Highwater has also long been a mini-comics retailer of note, carrying books from many cartoonists including some they don't publish. Good mini-comics are hard to find even in the best of times, and I can't imagine some extra cash flow in that department would hurt, either.

So trust those of us who are still looking for a few Nick Craine and Jay Stephens books from Black Eye: today's easy market access is tomorrow's visit to a comic book store in a church basement, hoping for a lucky score.

Five Books I'd Recommend

imageCatch as Catch Can, Greg Cook
Cave-In, Brian Ralph
Queen of the Black Black, Megan Kelso
Shrimpy and Paul and Friends, Marc Bell
Teratoid Heights, Mat Brinkman

I thought Teratoid Heights and Shrimpy and Paul were among the top five books from a very good 2003. Queen of the Black Black was a revelation for Kelso's very specific ear for dialogue. Cave-In is a lovely, fun kid's book with absorbing and affecting art. Catch as Can Can is the kind of project that may be lost to comics without Highwater around to encourage it.
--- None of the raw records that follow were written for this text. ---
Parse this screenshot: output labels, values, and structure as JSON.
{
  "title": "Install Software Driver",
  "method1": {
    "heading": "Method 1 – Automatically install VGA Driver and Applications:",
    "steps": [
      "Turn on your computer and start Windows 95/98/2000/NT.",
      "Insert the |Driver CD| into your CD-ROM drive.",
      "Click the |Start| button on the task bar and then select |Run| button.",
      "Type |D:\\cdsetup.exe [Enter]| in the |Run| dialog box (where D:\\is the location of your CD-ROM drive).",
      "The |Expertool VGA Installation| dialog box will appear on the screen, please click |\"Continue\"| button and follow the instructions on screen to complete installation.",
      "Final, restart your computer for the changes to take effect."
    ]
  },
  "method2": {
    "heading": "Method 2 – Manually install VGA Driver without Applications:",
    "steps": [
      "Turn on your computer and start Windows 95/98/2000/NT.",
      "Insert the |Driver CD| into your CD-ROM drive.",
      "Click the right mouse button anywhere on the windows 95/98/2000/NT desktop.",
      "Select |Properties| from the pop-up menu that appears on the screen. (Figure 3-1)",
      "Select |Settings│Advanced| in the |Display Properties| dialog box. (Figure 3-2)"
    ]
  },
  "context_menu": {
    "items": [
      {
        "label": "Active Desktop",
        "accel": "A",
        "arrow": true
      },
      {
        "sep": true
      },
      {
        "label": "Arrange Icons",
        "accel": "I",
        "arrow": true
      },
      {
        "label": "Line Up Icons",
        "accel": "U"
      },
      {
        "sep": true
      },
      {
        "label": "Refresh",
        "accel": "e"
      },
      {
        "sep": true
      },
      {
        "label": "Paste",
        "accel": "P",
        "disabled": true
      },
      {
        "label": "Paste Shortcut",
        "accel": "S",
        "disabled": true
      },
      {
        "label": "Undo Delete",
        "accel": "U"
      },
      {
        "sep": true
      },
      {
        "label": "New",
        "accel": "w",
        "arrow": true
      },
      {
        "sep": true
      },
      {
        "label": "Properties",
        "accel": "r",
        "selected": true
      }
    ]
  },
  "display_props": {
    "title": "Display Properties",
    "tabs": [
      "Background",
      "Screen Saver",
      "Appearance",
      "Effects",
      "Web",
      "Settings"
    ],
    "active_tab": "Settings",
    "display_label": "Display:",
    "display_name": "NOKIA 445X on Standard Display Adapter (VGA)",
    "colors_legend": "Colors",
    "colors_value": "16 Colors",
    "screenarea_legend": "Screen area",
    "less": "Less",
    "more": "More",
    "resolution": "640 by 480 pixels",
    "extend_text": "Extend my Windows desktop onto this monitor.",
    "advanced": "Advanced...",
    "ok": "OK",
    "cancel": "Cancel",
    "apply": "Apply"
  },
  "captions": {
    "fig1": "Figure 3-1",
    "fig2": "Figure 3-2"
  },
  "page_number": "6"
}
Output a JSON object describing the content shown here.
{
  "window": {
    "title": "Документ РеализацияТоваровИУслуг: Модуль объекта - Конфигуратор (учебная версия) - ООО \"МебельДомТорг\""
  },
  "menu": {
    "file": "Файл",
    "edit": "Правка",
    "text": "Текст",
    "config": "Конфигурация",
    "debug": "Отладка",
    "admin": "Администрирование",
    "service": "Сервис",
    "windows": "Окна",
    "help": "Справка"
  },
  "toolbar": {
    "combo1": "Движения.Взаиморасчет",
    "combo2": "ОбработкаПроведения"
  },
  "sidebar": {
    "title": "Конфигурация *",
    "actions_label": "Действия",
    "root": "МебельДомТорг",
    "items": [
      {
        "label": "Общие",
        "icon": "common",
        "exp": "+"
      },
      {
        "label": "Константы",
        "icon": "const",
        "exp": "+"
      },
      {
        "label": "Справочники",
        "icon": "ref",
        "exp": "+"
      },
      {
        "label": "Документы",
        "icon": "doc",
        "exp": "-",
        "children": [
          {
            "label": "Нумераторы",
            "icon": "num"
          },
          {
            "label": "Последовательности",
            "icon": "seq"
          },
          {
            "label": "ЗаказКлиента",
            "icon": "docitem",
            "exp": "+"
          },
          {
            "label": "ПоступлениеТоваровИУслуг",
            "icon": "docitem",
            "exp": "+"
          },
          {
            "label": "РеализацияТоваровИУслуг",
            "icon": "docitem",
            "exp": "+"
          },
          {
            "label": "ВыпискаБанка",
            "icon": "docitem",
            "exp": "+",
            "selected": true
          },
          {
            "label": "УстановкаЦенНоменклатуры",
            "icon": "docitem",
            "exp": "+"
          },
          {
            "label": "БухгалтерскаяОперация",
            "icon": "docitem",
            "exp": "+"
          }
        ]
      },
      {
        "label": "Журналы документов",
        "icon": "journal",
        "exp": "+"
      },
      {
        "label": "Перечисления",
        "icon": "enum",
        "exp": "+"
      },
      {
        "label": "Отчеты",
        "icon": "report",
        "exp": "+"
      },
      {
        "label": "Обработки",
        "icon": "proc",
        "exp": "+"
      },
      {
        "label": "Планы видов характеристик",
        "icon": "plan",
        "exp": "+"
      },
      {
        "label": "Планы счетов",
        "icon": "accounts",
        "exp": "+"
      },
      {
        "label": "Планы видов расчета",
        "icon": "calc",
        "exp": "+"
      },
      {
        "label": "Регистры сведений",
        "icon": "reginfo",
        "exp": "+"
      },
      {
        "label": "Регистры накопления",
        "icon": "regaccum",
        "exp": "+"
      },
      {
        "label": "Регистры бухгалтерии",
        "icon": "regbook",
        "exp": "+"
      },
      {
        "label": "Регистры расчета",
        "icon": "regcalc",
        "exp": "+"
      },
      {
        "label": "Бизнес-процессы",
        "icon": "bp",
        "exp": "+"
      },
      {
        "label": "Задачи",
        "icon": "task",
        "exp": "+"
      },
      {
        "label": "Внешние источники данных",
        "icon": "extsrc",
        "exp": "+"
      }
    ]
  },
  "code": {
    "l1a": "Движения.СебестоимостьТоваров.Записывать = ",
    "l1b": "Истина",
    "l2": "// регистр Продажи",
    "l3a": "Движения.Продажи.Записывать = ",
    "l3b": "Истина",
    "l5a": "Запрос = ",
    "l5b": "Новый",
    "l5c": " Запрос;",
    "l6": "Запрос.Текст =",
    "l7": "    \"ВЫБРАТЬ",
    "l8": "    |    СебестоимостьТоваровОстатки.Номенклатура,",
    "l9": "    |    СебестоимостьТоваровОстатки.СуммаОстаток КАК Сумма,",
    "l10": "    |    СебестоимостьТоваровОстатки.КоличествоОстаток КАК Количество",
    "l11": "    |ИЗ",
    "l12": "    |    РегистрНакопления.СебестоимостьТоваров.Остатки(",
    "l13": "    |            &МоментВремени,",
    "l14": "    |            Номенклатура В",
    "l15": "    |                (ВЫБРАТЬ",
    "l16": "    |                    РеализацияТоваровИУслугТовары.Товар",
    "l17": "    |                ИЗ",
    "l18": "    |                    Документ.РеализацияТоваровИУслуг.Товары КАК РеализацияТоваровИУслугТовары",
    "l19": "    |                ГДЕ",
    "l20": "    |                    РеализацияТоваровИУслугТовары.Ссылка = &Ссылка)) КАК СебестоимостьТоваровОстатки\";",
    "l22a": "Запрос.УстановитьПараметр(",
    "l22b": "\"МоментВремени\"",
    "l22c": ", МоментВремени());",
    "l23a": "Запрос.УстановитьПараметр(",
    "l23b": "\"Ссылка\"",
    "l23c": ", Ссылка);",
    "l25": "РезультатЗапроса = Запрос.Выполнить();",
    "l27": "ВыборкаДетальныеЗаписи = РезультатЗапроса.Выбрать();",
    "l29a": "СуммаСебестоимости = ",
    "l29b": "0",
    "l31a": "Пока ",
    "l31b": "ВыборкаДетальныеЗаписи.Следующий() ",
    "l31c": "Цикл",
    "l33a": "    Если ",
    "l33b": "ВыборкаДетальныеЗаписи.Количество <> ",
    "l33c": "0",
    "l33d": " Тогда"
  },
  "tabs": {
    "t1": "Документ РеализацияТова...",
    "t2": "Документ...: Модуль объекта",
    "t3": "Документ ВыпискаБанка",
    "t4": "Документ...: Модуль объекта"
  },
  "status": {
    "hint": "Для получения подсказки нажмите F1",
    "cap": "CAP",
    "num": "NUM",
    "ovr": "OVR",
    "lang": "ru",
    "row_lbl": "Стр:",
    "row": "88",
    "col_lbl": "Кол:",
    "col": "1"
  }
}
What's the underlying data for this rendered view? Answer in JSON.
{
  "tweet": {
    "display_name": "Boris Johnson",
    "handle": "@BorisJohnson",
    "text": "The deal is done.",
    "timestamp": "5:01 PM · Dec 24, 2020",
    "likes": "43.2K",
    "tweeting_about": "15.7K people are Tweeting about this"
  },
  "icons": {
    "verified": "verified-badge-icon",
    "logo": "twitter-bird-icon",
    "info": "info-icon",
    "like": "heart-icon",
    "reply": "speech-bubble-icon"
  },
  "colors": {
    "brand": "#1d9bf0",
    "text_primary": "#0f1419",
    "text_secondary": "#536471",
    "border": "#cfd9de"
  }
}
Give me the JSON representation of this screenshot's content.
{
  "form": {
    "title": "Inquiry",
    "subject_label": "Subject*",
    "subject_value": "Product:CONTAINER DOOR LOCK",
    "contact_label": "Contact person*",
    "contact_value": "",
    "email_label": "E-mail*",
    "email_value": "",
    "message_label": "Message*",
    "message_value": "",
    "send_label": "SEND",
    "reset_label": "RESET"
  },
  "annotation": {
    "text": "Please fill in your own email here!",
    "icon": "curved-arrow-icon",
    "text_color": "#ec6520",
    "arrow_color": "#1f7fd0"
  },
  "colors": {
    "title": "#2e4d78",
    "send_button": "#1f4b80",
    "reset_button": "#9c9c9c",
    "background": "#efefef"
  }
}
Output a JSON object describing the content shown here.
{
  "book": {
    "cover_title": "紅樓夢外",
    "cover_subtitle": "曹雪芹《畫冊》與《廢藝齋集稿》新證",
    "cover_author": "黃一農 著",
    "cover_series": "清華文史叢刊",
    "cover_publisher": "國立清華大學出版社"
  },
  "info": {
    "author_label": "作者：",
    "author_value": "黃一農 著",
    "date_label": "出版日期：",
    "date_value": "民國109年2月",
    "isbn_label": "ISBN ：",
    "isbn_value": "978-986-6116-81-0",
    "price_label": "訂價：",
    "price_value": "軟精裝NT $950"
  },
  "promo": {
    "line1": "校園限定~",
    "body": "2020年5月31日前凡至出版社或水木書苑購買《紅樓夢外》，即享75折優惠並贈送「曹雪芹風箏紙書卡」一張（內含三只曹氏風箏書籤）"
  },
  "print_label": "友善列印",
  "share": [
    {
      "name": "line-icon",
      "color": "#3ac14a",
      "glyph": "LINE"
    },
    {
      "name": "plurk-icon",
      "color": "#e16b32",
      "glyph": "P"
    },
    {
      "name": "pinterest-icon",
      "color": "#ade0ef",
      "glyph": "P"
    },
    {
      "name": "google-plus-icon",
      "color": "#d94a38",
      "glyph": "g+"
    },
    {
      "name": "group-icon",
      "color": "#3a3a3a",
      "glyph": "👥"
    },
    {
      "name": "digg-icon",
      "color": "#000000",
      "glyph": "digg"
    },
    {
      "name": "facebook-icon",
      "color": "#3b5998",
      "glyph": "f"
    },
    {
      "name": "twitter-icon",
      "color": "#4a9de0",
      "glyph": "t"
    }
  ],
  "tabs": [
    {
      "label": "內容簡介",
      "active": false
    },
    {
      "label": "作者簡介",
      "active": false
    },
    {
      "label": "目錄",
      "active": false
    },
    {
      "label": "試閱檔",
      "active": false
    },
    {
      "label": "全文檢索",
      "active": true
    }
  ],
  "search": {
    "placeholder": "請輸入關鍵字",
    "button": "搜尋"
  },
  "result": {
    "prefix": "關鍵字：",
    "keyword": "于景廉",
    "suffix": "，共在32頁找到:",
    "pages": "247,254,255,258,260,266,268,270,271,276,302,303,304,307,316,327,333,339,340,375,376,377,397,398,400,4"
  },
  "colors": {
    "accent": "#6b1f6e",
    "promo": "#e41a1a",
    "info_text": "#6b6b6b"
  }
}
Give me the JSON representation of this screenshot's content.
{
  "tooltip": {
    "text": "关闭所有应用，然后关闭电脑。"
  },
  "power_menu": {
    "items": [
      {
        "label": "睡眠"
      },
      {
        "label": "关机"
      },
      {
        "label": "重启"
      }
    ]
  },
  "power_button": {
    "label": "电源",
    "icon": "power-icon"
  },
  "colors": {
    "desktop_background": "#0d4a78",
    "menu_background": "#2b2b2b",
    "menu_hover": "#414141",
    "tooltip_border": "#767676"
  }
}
Twelve Minis I'd Recommend

imageAngry Criminal, Tom Hart
Dave K's Greatest Hits, Dave Kiersh
Horace, Ben Jones
King-Cat #62, John Porcellino
Paper Rodeo #16
Reggie-12 FCBD, Brian Ralph
Substitute Life, John Pham
The Artichoke Books, Megan Kelso
The Most Powerful Gate, Tom Hart
The Weight, Greg Cook
Trazo de Tina, Jessica Abel
Tux Dog, Various

Angry Crimnal and The Most Powerful Gate are wonderful Tom Hart mini-comics from his prolific early- to mid-1990s phase, as good a sustained output in minis for anyone not named John Porcellino. If you can only buy one mini-comic, or just aren't familiar with them, try Porcellino's work in King-Cat #62. Horace, Tux Dog, and Paper Radio are prime examples of comics done in the silk-screened, unpretentious style made popular by the arts collective Fort Thunder. Substitute Life and Dave K's Greatest Hits are early works of note from the post-post alternative comics talents, almost completely unconcerned with commercial presentation. The works from Jessica Abel, Greg Cook and Megan Kelso are simply nice mini-comics between more widely published comics from the trio, books that nonetheless read very well on their own